A sportsbook is a business that accepts bets on different sporting events. It can be a physical location or an online betting website. In the United States, a sportsbook is required to register anyone who places a wager of more than $500. This is to prevent money laundering, as the gambling industry is considered a high risk industry. The sportsbook must also have a high risk merchant account to process customer payments.
Betting volume varies throughout the year at many sportsbooks, and peaks around major sporting events. For example, betting on NFL games tends to spike in week two of the season as the public begins to make decisions about which team will win a game. This type of betting activity can be especially profitable for a sportsbook, as it allows them to collect vig from losing bets and profit from winning ones.

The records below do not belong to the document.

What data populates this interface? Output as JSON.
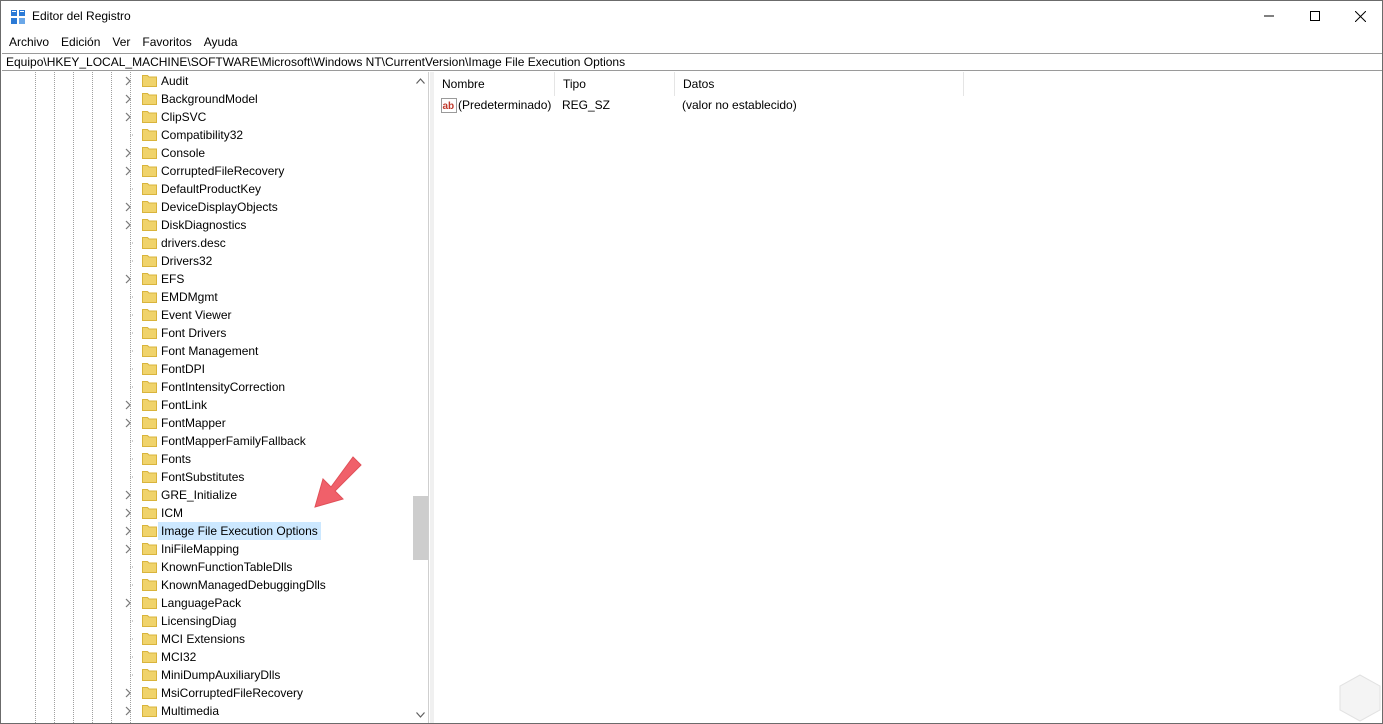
{
  "window": {
    "title": "Editor del Registro"
  },
  "menu": [
    "Archivo",
    "Edición",
    "Ver",
    "Favoritos",
    "Ayuda"
  ],
  "address": "Equipo\\HKEY_LOCAL_MACHINE\\SOFTWARE\\Microsoft\\Windows NT\\CurrentVersion\\Image File Execution Options",
  "tree": {
    "items": [
      {
        "label": "Audit",
        "expandable": true
      },
      {
        "label": "BackgroundModel",
        "expandable": true
      },
      {
        "label": "ClipSVC",
        "expandable": true
      },
      {
        "label": "Compatibility32",
        "expandable": false
      },
      {
        "label": "Console",
        "expandable": true
      },
      {
        "label": "CorruptedFileRecovery",
        "expandable": true
      },
      {
        "label": "DefaultProductKey",
        "expandable": false
      },
      {
        "label": "DeviceDisplayObjects",
        "expandable": true
      },
      {
        "label": "DiskDiagnostics",
        "expandable": true
      },
      {
        "label": "drivers.desc",
        "expandable": false
      },
      {
        "label": "Drivers32",
        "expandable": false
      },
      {
        "label": "EFS",
        "expandable": true
      },
      {
        "label": "EMDMgmt",
        "expandable": false
      },
      {
        "label": "Event Viewer",
        "expandable": false
      },
      {
        "label": "Font Drivers",
        "expandable": false
      },
      {
        "label": "Font Management",
        "expandable": false
      },
      {
        "label": "FontDPI",
        "expandable": false
      },
      {
        "label": "FontIntensityCorrection",
        "expandable": false
      },
      {
        "label": "FontLink",
        "expandable": true
      },
      {
        "label": "FontMapper",
        "expandable": true
      },
      {
        "label": "FontMapperFamilyFallback",
        "expandable": false
      },
      {
        "label": "Fonts",
        "expandable": false
      },
      {
        "label": "FontSubstitutes",
        "expandable": false
      },
      {
        "label": "GRE_Initialize",
        "expandable": true
      },
      {
        "label": "ICM",
        "expandable": true
      },
      {
        "label": "Image File Execution Options",
        "expandable": true,
        "selected": true
      },
      {
        "label": "IniFileMapping",
        "expandable": true
      },
      {
        "label": "KnownFunctionTableDlls",
        "expandable": false
      },
      {
        "label": "KnownManagedDebuggingDlls",
        "expandable": false
      },
      {
        "label": "LanguagePack",
        "expandable": true
      },
      {
        "label": "LicensingDiag",
        "expandable": false
      },
      {
        "label": "MCI Extensions",
        "expandable": false
      },
      {
        "label": "MCI32",
        "expandable": false
      },
      {
        "label": "MiniDumpAuxiliaryDlls",
        "expandable": false
      },
      {
        "label": "MsiCorruptedFileRecovery",
        "expandable": true
      },
      {
        "label": "Multimedia",
        "expandable": true
      }
    ]
  },
  "list": {
    "columns": {
      "name": "Nombre",
      "type": "Tipo",
      "data": "Datos"
    },
    "rows": [
      {
        "name": "(Predeterminado)",
        "type": "REG_SZ",
        "data": "(valor no establecido)",
        "icon": "string-value-icon"
      }
    ]
  },
  "colors": {
    "selection": "#cce8ff",
    "folder": "#f0d36b",
    "arrow": "#f0606a"
  }
}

Sportsbooks have to set their lines and odds strategically to attract bettors on both sides of an event. They can also adjust them to discourage certain types of bets or to increase the maximum amount a customer can bet. For example, if a large number of people bet on Detroit over Chicago, the sportsbook can move the line to encourage the action on the Lions side.

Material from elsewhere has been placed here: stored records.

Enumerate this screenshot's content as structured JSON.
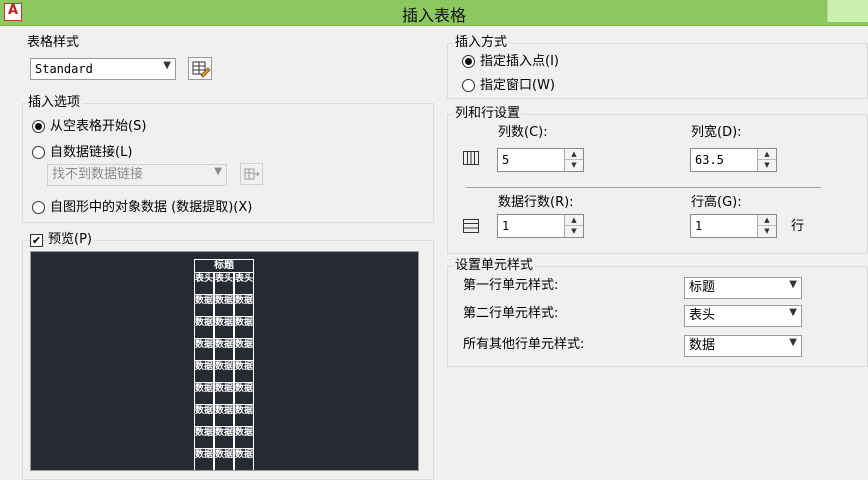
{
  "window": {
    "title": "插入表格"
  },
  "table_style": {
    "group_label": "表格样式",
    "selected": "Standard"
  },
  "insert_options": {
    "group_label": "插入选项",
    "radio_empty": "从空表格开始(S)",
    "radio_datalink": "自数据链接(L)",
    "datalink_placeholder": "找不到数据链接",
    "radio_extract": "自图形中的对象数据 (数据提取)(X)"
  },
  "preview": {
    "label": "预览(P)",
    "checked": true,
    "title_cell": "标题",
    "header_cell": "表头",
    "data_cell": "数据",
    "data_rows": 9
  },
  "insert_method": {
    "group_label": "插入方式",
    "radio_point": "指定插入点(I)",
    "radio_window": "指定窗口(W)"
  },
  "row_col": {
    "group_label": "列和行设置",
    "columns_label": "列数(C):",
    "columns_value": "5",
    "col_width_label": "列宽(D):",
    "col_width_value": "63.5",
    "data_rows_label": "数据行数(R):",
    "data_rows_value": "1",
    "row_height_label": "行高(G):",
    "row_height_value": "1",
    "row_unit": "行"
  },
  "cell_styles": {
    "group_label": "设置单元样式",
    "first_row_label": "第一行单元样式:",
    "first_row_value": "标题",
    "second_row_label": "第二行单元样式:",
    "second_row_value": "表头",
    "other_rows_label": "所有其他行单元样式:",
    "other_rows_value": "数据"
  }
}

The best sportsbooks offer a steady stream of promotions. These can include bonus bets, insurance offers on straight and parlays, odds boosts and more. These bonuses can greatly improve your chances of winning big and ending the season in profit.